• [Task requirements] In total, how many lines of the data contain the word "Your"? Only that number is wanted.
┌─ Listed records
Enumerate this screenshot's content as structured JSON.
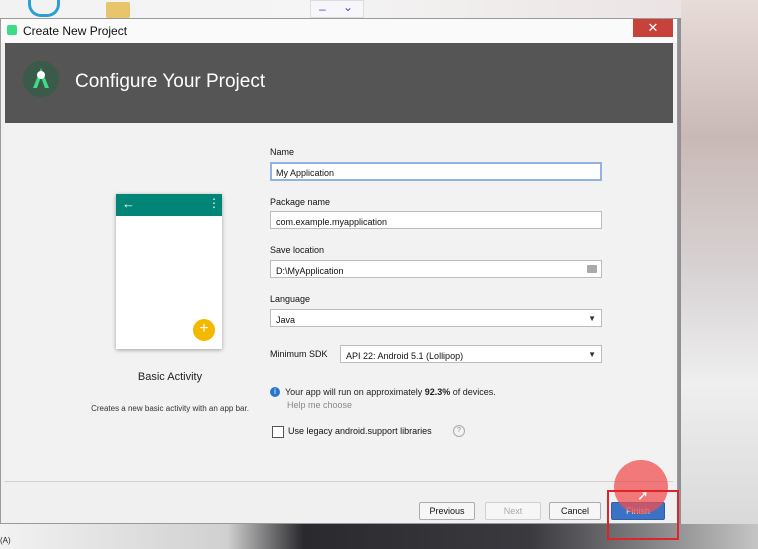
{
  "window": {
    "title": "Create New Project",
    "close_symbol": "✕"
  },
  "header": {
    "title": "Configure Your Project"
  },
  "activity": {
    "name": "Basic Activity",
    "description": "Creates a new basic activity with an app bar."
  },
  "form": {
    "name_label": "Name",
    "name_value": "My Application",
    "package_label": "Package name",
    "package_value": "com.example.myapplication",
    "save_label": "Save location",
    "save_value": "D:\\MyApplication",
    "language_label": "Language",
    "language_value": "Java",
    "min_sdk_label": "Minimum SDK",
    "min_sdk_value": "API 22: Android 5.1 (Lollipop)",
    "info_prefix": "Your app will run on approximately ",
    "info_percent": "92.3%",
    "info_suffix": " of devices.",
    "help_link": "Help me choose",
    "legacy_label": "Use legacy android.support libraries"
  },
  "buttons": {
    "previous": "Previous",
    "next": "Next",
    "cancel": "Cancel",
    "finish": "Finish"
  },
  "desktop": {
    "bottom_label": "(A)"
  },
  "colors": {
    "header_bg": "#555555",
    "appbar_teal": "#008577",
    "fab_yellow": "#f5b800",
    "finish_blue": "#3b72c4",
    "highlight_red": "#e0232b"
  }
}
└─
• [Answer for the task] 2